EXERCISE DESCRIPTION:
Would you give back exactly the lines from the line with "Decode this image" through the end of the entries below, both included, but none of the pictures?

(Dataset rows describing interfaces)
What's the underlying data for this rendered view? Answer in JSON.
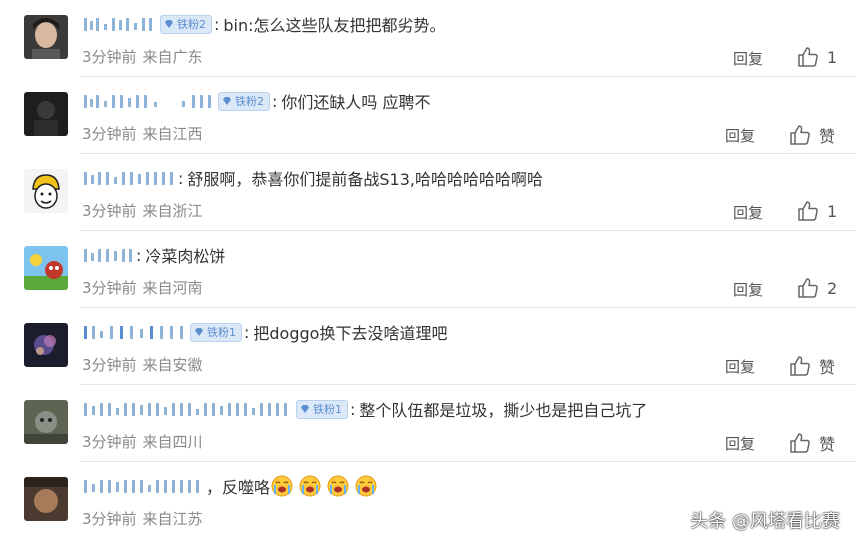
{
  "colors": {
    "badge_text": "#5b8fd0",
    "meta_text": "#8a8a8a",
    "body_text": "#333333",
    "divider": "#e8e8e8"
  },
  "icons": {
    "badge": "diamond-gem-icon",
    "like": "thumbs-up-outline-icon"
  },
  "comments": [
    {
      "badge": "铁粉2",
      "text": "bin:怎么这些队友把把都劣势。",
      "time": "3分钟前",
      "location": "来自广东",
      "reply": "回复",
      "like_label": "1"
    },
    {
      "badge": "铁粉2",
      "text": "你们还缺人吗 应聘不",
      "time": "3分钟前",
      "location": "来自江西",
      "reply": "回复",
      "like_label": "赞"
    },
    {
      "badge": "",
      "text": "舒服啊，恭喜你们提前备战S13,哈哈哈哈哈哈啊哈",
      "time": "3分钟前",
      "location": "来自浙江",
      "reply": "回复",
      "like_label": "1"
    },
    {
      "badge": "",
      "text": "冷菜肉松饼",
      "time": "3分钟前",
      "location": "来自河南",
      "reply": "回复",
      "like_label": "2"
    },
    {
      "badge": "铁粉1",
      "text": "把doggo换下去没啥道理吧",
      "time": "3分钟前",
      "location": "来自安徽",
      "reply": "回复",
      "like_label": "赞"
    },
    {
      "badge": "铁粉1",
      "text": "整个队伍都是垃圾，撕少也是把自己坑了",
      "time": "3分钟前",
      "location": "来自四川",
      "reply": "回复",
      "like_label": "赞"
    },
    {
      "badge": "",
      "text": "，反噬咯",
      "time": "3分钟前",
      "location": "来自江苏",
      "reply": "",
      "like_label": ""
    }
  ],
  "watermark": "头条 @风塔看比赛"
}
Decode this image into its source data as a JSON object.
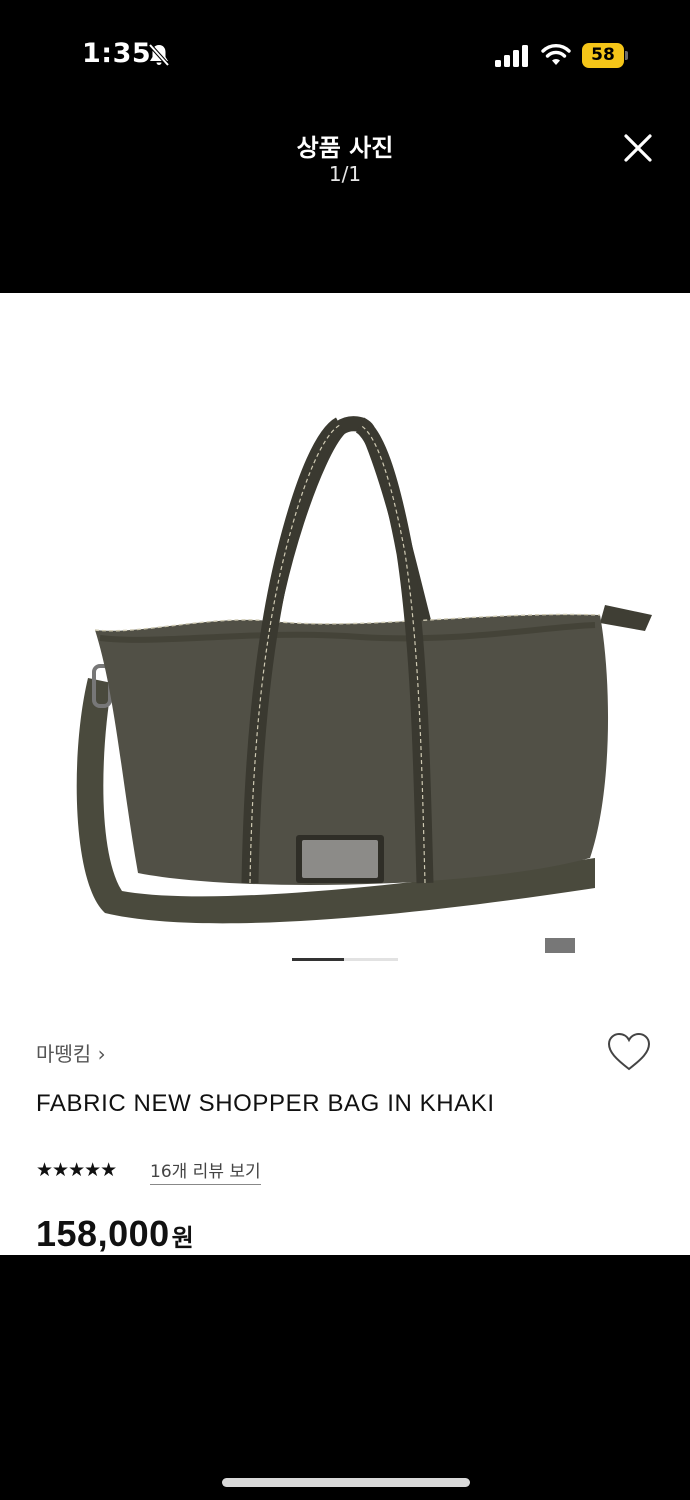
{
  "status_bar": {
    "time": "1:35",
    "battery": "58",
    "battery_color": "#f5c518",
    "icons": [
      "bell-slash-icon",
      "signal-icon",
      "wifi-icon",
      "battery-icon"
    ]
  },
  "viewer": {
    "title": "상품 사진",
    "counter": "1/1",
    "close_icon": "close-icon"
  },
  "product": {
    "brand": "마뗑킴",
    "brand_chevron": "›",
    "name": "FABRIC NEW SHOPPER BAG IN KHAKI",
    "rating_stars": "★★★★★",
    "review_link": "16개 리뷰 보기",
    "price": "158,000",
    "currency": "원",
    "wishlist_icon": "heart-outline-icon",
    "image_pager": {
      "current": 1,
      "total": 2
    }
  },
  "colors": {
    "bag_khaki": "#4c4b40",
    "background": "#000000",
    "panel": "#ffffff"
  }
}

RESULT FOR THIS EXERCISE:
Decode this image into its source data as a JSON object.
{
  "status_bar": {
    "time": "1:35",
    "battery": "58",
    "battery_color": "#f5c518",
    "icons": [
      "bell-slash-icon",
      "signal-icon",
      "wifi-icon",
      "battery-icon"
    ]
  },
  "viewer": {
    "title": "상품 사진",
    "counter": "1/1",
    "close_icon": "close-icon"
  },
  "product": {
    "brand": "마뗑킴",
    "brand_chevron": "›",
    "name": "FABRIC NEW SHOPPER BAG IN KHAKI",
    "rating_stars": "★★★★★",
    "review_link": "16개 리뷰 보기",
    "price": "158,000",
    "currency": "원",
    "wishlist_icon": "heart-outline-icon",
    "image_pager": {
      "current": 1,
      "total": 2
    }
  },
  "colors": {
    "bag_khaki": "#4c4b40",
    "background": "#000000",
    "panel": "#ffffff"
  }
}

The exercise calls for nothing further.